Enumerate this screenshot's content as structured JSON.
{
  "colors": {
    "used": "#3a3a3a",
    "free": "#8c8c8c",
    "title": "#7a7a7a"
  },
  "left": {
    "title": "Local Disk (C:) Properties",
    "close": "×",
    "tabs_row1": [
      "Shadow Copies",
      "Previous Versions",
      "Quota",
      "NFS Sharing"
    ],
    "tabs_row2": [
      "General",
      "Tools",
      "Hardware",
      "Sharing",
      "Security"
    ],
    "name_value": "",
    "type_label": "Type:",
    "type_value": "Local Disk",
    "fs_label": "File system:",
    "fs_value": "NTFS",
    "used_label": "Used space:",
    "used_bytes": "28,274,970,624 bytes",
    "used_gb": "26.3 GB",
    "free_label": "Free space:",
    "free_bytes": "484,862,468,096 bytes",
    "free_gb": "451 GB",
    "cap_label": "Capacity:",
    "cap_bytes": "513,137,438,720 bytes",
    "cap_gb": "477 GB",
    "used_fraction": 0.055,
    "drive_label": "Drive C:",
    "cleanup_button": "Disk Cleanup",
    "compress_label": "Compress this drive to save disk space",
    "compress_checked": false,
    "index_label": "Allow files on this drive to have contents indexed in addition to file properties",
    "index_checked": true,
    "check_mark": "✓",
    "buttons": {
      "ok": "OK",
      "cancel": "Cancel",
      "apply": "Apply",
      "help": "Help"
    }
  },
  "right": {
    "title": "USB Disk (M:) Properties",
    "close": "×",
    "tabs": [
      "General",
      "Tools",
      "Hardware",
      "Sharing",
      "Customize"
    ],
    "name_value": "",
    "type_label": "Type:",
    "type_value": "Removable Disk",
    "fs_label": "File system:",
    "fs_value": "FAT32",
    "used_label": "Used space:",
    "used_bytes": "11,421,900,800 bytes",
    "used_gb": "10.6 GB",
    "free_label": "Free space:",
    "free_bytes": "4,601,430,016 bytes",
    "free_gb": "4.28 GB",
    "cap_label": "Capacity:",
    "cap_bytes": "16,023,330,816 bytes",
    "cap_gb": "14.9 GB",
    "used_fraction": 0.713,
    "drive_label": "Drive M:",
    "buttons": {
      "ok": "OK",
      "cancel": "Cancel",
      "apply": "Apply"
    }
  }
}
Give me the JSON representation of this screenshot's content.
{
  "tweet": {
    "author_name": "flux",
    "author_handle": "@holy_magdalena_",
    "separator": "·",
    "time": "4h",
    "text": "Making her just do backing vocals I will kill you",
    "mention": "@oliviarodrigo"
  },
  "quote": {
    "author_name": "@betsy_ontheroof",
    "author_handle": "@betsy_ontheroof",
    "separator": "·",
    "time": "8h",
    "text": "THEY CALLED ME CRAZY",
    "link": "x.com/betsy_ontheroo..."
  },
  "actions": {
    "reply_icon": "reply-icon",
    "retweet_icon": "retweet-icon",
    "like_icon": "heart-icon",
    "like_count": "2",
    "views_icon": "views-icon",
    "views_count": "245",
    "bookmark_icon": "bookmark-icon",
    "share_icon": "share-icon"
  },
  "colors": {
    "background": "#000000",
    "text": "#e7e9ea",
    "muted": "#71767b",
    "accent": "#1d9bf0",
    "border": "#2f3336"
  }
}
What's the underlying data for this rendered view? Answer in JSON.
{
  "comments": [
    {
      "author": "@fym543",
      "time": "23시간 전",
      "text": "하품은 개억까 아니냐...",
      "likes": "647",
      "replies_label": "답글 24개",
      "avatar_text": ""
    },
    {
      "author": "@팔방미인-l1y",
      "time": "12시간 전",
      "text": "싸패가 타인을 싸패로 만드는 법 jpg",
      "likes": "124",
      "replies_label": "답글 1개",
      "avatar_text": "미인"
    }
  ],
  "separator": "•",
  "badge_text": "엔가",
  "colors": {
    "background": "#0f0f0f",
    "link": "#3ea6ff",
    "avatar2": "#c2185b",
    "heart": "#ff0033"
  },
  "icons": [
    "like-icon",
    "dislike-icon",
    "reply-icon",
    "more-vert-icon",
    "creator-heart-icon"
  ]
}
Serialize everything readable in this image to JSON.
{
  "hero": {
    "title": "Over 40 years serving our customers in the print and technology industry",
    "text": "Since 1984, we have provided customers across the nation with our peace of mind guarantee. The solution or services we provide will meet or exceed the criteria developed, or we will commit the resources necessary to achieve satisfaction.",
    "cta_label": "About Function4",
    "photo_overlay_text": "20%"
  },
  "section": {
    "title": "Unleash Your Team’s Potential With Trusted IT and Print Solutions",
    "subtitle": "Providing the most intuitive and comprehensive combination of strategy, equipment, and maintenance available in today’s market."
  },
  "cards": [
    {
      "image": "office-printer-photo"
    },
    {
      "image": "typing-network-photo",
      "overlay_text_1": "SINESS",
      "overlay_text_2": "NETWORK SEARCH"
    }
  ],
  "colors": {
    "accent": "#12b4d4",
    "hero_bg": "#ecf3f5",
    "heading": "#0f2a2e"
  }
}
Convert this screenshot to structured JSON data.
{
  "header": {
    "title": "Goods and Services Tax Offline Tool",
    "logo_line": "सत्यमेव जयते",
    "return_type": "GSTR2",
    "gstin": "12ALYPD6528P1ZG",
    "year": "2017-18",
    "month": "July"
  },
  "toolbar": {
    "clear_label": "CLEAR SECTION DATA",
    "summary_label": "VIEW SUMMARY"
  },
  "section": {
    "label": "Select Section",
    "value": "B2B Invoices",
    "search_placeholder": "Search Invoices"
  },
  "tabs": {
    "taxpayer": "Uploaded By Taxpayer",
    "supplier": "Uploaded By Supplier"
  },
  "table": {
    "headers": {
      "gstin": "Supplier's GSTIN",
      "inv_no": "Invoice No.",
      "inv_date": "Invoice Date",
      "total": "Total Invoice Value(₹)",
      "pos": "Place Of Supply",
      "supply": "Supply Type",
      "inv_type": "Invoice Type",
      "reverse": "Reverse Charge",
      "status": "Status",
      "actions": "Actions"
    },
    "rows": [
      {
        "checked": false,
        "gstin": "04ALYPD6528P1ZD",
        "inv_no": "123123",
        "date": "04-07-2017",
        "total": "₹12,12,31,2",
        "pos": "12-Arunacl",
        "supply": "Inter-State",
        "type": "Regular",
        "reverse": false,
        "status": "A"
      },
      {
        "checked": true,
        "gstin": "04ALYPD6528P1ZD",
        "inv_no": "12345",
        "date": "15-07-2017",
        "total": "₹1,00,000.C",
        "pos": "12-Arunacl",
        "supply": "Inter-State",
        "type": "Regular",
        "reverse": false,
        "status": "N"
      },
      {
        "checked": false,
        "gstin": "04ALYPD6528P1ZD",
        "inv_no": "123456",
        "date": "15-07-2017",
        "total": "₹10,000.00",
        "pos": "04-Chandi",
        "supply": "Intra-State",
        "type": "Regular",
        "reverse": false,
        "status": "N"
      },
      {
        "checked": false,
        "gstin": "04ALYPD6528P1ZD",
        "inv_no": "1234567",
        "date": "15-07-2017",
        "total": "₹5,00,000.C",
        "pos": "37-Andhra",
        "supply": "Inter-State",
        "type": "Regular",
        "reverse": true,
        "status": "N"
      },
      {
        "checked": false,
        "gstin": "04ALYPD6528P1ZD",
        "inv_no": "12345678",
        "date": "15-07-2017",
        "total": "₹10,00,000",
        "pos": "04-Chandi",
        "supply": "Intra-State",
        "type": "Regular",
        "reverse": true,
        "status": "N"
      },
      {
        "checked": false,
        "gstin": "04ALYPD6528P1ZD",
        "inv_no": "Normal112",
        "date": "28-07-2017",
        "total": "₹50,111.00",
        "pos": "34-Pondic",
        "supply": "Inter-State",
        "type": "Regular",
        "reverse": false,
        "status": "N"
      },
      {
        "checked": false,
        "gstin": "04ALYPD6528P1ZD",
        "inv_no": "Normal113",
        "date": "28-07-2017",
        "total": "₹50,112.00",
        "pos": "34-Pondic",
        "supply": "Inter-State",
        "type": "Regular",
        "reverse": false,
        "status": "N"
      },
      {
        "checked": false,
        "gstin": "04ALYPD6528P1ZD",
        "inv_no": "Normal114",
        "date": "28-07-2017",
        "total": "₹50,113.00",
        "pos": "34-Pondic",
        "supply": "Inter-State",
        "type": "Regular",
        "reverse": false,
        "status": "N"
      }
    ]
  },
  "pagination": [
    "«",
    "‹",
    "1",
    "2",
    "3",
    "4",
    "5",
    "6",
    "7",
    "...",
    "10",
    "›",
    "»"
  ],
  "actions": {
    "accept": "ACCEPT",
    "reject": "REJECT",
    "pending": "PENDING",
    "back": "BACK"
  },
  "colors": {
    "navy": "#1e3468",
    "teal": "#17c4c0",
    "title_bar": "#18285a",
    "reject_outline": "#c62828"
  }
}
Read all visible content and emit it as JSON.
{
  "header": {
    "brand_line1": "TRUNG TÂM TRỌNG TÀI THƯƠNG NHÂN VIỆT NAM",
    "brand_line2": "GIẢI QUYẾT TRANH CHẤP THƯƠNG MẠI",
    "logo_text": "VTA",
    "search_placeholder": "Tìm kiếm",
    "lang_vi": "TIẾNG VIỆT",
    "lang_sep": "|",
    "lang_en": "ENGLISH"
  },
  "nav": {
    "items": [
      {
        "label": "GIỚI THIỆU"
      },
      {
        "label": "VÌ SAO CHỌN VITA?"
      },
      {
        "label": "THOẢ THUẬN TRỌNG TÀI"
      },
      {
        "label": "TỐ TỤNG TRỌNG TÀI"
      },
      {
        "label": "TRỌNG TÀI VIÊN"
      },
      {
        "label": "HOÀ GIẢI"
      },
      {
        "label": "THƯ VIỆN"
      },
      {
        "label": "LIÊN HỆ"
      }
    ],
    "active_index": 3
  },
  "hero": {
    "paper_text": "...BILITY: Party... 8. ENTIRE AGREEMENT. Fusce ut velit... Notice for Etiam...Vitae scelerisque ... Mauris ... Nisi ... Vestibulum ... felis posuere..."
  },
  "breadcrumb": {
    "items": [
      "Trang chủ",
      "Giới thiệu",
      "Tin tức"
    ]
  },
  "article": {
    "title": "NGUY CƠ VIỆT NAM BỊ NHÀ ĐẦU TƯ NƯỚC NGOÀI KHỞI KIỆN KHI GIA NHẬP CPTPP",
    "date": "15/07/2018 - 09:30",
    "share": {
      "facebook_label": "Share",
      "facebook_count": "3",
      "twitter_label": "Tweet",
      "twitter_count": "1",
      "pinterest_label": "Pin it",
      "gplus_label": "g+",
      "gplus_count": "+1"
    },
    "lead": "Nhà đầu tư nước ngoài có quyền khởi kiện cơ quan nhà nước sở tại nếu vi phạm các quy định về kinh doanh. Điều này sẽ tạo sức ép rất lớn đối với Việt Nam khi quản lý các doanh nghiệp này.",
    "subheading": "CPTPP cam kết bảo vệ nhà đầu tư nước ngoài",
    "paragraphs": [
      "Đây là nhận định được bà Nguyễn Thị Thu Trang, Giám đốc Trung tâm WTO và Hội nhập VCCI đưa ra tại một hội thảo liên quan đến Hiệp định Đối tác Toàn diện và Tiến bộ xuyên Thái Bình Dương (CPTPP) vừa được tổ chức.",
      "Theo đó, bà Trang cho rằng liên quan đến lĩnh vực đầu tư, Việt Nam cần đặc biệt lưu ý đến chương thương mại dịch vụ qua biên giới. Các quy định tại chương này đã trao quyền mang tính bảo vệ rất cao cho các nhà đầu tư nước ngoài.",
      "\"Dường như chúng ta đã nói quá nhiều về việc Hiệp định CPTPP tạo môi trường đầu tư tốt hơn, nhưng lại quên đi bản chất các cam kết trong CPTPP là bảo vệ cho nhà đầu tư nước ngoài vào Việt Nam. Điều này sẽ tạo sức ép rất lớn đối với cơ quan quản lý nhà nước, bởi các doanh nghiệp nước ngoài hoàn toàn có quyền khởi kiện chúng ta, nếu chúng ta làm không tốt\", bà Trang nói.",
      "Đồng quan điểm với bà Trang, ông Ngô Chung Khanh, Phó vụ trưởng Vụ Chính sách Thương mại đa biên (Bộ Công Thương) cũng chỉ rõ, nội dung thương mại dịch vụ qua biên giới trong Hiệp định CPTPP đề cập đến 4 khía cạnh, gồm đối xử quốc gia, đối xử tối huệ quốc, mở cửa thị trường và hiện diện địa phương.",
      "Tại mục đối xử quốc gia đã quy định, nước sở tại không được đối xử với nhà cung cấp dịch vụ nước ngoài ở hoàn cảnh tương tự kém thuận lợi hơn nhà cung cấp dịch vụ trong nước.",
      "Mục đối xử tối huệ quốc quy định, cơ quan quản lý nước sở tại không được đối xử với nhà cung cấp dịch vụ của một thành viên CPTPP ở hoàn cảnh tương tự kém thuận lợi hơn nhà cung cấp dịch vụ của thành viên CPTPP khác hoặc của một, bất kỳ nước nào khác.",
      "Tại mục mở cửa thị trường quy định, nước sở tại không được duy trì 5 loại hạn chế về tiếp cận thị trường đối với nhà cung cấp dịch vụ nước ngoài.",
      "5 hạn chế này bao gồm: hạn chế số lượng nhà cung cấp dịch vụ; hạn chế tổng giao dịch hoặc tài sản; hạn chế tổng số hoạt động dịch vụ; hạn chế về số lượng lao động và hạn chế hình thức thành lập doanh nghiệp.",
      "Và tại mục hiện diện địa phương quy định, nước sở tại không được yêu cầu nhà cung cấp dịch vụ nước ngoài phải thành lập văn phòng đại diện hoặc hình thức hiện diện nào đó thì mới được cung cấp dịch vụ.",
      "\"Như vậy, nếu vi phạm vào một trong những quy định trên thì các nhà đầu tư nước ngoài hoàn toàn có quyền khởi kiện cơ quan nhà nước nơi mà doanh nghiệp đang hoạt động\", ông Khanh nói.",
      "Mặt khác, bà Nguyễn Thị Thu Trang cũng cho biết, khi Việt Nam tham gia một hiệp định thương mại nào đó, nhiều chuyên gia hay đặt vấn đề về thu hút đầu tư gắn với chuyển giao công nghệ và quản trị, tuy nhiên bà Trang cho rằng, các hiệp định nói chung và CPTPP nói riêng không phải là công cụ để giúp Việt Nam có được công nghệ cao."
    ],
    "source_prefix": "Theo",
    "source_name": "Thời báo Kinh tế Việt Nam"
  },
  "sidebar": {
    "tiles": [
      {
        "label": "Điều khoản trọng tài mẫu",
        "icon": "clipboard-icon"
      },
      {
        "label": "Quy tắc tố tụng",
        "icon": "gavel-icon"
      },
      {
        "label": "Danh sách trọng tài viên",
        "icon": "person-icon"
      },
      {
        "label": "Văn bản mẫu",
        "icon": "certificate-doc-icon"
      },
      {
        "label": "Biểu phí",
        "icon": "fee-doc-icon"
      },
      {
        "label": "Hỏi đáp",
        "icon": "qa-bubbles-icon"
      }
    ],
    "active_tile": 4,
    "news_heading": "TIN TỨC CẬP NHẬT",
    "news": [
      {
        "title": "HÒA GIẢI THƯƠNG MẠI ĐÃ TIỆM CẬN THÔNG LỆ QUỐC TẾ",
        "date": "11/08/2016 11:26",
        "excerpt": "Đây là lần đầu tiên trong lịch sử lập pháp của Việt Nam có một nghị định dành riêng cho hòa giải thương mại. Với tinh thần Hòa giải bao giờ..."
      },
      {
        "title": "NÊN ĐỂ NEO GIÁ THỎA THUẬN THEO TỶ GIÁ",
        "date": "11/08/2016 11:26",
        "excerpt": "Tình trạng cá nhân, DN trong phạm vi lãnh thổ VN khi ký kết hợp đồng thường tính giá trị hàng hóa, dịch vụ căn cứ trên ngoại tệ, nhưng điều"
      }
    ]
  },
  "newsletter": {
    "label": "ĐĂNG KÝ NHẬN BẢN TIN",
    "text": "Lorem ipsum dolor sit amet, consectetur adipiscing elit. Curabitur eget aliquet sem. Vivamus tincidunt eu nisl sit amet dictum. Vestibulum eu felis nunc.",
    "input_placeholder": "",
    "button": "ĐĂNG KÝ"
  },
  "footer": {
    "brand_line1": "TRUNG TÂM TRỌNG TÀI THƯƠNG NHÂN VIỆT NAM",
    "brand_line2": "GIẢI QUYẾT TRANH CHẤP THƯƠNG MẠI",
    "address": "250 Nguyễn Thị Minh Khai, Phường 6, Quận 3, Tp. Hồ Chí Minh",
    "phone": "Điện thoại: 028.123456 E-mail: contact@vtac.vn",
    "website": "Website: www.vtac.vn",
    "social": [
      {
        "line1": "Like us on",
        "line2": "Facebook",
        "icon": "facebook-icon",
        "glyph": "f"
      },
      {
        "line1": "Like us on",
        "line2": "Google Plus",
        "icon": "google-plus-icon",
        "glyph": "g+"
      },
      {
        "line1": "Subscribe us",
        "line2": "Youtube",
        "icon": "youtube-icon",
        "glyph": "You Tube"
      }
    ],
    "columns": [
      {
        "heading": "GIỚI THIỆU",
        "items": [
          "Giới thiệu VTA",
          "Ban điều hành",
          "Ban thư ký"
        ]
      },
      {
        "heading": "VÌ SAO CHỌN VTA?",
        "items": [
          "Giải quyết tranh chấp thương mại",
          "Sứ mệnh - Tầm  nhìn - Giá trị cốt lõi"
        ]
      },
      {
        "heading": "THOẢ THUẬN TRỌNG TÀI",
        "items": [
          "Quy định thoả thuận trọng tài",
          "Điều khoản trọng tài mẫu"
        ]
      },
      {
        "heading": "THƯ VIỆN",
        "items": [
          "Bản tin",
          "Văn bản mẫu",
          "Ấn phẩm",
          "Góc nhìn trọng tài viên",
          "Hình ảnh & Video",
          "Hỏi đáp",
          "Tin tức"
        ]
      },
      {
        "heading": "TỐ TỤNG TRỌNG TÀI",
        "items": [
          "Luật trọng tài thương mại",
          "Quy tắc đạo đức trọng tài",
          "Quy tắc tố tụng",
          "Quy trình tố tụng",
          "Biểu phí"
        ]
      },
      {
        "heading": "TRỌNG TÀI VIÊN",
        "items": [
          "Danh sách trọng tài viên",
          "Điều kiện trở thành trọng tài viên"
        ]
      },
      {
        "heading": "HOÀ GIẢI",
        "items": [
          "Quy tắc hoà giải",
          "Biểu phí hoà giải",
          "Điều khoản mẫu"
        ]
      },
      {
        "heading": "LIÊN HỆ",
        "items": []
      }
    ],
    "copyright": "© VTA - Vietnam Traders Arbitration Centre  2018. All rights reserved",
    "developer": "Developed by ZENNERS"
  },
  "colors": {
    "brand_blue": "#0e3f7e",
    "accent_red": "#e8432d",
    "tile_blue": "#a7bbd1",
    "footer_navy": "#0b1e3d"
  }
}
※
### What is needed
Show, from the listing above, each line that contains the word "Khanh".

### Solution for this task
      "Đồng quan điểm với bà Trang, ông Ngô Chung Khanh, Phó vụ trưởng Vụ Chính sách Thương mại đa biên (Bộ Công Thương) cũng chỉ rõ, nội dung thương mại dịch vụ qua biên giới trong Hiệp định CPTPP đề cập đến 4 khía cạnh, gồm đối xử quốc gia, đối xử tối huệ quốc, mở cửa thị trường và hiện diện địa phương.",
      "\"Như vậy, nếu vi phạm vào một trong những quy định trên thì các nhà đầu tư nước ngoài hoàn toàn có quyền khởi kiện cơ quan nhà nước nơi mà doanh nghiệp đang hoạt động\", ông Khanh nói.",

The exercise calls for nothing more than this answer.